The most valuable catches in the deep sea are the larger individuals. The most common commercial deep-sea fish species and their main geographical provinces are listed here. In many deep-sea species, the most commercial are the older and most fecund members of the population. Fishing often targets these individuals, leading to significant alteration in population structure and reduced reproductive capacity.

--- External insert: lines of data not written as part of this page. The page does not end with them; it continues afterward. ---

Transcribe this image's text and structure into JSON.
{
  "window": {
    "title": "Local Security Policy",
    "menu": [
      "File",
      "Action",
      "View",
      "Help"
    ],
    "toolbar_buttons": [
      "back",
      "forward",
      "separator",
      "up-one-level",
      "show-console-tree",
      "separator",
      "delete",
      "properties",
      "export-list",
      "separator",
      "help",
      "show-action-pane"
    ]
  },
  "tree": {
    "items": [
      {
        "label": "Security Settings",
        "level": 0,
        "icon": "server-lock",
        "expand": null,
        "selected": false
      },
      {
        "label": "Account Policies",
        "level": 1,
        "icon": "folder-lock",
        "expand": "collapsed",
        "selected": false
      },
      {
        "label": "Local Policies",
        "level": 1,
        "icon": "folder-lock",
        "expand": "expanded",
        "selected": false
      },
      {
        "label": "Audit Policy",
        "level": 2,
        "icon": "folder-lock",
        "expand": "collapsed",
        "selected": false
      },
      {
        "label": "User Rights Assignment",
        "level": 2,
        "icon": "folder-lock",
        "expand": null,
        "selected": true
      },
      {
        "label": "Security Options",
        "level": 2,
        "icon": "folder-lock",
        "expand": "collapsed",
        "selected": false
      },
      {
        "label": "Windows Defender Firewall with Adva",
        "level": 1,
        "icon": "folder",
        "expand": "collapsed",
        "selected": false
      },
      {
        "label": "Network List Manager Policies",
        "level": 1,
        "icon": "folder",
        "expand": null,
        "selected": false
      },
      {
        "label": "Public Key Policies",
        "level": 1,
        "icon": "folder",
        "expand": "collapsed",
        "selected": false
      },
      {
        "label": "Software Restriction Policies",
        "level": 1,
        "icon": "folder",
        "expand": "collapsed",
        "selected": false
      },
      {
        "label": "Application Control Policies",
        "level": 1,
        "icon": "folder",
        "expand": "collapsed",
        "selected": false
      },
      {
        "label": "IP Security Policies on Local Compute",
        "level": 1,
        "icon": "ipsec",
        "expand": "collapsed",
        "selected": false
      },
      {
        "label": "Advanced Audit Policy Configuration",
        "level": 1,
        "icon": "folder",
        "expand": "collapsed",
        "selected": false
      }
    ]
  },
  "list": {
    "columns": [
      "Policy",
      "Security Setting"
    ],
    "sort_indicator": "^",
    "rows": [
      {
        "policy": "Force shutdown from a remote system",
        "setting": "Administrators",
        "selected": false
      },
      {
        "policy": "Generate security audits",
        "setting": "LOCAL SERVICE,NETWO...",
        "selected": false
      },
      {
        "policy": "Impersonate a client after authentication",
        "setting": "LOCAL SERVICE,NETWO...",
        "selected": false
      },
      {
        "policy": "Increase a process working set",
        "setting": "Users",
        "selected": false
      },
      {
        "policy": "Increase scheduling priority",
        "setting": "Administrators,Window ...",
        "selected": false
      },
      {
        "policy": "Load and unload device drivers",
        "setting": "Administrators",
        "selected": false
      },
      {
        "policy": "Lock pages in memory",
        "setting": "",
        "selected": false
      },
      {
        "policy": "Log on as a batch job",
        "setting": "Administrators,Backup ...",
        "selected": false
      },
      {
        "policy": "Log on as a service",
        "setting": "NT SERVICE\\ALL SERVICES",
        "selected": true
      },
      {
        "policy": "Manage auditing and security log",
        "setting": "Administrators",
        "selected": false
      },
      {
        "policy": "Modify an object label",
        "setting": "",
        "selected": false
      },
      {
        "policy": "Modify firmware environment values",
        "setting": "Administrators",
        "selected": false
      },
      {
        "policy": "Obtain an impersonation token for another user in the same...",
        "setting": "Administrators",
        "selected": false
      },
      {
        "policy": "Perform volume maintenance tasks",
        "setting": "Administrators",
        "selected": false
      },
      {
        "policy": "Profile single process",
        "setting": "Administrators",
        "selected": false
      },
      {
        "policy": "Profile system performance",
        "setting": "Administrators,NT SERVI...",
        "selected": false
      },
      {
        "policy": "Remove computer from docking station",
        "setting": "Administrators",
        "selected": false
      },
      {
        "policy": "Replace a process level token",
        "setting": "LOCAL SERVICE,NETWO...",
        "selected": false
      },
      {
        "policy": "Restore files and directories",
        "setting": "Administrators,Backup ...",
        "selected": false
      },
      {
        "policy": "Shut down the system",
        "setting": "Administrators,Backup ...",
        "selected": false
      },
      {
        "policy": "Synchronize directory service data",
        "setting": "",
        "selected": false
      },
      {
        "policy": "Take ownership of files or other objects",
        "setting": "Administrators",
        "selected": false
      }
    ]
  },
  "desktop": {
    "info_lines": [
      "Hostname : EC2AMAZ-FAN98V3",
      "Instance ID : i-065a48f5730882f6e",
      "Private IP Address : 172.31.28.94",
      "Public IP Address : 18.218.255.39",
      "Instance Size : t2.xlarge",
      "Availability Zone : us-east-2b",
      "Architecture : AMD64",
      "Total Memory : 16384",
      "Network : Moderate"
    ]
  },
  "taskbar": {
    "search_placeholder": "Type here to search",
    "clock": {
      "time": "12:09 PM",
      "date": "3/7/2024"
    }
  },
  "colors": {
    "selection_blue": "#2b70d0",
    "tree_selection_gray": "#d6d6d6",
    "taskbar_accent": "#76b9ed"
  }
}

An example of such modification was recorded within populations of the roundnose grenadier, Coryphaenoides rupestris. Fished commercially since 1965, catches climbed to a peak of 80 000 tonnes year-1 in 1971 and subsequently declined to 6 000 t y-1 in 1980. It is likely that peak catches removed a significant proportion of the spawning population and by 1980, the recruitment which should have occurred never did, causing the fishery to collapse. The longevity, slow growth and late maturation of many deep-sea fishes amplify the effects of removal, with potentially wide-ranging effects on deep-sea ecosystems, as observed in coastal fisheries. Currently, fishing is removing quantities of fish that exceed the rate of replacement. This has led to reductions in biomass and species richness of fish populations in the deep sea and other marine areas . Ultimately, deep-sea fishing in its current form may be unsustainable.